Line by line, check the data for the string "Faces" and state how many lines have it, nothing more.
+++ Working data +++
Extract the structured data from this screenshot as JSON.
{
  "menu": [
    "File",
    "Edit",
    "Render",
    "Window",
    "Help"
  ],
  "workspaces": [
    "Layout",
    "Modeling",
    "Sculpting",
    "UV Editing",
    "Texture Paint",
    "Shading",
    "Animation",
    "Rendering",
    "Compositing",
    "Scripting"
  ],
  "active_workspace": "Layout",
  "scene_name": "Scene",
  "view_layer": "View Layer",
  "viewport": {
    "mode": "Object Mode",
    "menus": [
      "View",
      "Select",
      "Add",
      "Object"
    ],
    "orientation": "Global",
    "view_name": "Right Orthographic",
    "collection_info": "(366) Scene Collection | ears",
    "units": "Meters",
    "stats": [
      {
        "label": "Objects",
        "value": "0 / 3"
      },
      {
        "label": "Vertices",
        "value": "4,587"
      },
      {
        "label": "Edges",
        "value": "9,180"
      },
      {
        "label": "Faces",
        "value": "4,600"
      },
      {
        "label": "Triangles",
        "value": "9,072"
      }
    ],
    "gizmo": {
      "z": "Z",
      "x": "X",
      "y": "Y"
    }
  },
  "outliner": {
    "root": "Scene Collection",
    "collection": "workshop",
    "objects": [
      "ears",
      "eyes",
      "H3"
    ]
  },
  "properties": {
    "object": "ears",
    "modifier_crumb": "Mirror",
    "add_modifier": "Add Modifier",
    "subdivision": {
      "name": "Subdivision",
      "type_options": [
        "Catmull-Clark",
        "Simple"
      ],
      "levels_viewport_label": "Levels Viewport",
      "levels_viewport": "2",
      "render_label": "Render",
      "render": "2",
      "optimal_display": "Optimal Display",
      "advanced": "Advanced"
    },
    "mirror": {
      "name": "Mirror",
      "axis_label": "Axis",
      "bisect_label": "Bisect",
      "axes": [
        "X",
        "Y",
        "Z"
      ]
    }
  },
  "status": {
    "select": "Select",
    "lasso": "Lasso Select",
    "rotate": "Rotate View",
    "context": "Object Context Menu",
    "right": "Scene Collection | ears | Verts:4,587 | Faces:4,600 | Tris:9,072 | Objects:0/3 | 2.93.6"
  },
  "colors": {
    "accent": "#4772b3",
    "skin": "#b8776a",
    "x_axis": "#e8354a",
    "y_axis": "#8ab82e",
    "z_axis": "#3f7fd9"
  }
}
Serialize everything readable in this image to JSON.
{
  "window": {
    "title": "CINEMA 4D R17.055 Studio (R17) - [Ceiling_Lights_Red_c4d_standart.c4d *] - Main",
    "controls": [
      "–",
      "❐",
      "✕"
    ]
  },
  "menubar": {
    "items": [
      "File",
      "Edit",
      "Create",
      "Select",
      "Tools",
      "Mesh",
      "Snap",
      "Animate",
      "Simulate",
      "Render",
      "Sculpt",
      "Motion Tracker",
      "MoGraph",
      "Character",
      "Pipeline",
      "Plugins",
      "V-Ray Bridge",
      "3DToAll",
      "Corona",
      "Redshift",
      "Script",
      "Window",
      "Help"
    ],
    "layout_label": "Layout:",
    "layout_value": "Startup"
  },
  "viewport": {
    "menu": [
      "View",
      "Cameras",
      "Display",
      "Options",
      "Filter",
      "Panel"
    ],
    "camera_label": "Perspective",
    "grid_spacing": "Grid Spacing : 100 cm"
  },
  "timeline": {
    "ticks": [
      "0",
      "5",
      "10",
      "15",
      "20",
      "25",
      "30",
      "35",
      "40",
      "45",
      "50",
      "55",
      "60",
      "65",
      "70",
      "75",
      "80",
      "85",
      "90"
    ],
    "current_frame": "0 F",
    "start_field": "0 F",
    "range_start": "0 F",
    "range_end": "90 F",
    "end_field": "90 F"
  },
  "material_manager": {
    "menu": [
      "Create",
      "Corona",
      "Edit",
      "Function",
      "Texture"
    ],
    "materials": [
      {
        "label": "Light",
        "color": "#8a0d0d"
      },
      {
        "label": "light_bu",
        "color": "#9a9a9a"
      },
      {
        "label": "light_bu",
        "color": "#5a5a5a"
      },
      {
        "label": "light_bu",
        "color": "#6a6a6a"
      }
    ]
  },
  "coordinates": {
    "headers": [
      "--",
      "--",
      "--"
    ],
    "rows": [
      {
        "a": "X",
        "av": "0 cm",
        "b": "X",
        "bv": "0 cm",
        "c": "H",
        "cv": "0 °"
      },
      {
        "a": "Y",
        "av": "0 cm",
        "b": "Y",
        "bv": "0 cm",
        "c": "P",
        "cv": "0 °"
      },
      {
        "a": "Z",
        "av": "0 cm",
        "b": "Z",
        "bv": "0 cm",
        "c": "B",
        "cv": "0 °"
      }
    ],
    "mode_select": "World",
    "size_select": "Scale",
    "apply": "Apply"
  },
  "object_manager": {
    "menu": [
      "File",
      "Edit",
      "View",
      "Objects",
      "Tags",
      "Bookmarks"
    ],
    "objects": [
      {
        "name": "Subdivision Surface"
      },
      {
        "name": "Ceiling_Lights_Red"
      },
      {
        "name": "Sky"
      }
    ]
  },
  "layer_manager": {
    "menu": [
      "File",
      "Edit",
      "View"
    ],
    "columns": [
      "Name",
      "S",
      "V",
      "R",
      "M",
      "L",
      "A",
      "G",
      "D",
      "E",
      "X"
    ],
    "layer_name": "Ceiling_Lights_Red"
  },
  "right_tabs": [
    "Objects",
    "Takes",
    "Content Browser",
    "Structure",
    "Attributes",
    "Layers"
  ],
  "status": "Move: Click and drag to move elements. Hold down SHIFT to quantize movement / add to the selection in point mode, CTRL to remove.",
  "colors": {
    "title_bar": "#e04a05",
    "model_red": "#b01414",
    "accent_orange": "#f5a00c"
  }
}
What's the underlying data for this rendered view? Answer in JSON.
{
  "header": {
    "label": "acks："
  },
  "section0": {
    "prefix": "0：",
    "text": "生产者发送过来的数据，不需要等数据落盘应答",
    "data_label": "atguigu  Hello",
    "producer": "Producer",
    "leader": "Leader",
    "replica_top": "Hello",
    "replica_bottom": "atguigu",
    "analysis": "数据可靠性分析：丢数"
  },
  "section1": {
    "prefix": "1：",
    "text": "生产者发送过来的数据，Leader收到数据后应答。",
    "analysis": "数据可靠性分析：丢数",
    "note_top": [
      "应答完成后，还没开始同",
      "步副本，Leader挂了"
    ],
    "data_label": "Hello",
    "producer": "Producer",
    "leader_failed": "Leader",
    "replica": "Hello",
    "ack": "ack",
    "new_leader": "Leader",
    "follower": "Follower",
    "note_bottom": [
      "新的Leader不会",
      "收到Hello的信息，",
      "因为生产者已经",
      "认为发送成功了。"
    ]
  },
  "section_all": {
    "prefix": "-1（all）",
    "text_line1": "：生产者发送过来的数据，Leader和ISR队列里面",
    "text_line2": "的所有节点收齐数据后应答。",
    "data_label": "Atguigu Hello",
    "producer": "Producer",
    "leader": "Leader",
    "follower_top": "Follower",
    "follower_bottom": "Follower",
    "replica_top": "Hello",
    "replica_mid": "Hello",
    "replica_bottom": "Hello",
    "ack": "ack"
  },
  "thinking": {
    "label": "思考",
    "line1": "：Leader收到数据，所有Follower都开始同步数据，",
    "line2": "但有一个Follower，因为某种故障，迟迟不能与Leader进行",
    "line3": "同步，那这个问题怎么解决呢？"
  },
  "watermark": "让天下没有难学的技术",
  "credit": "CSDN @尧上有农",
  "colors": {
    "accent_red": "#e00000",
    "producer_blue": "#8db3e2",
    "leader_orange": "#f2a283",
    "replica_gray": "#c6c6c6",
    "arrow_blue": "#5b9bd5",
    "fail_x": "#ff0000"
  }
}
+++
** The completed task **
2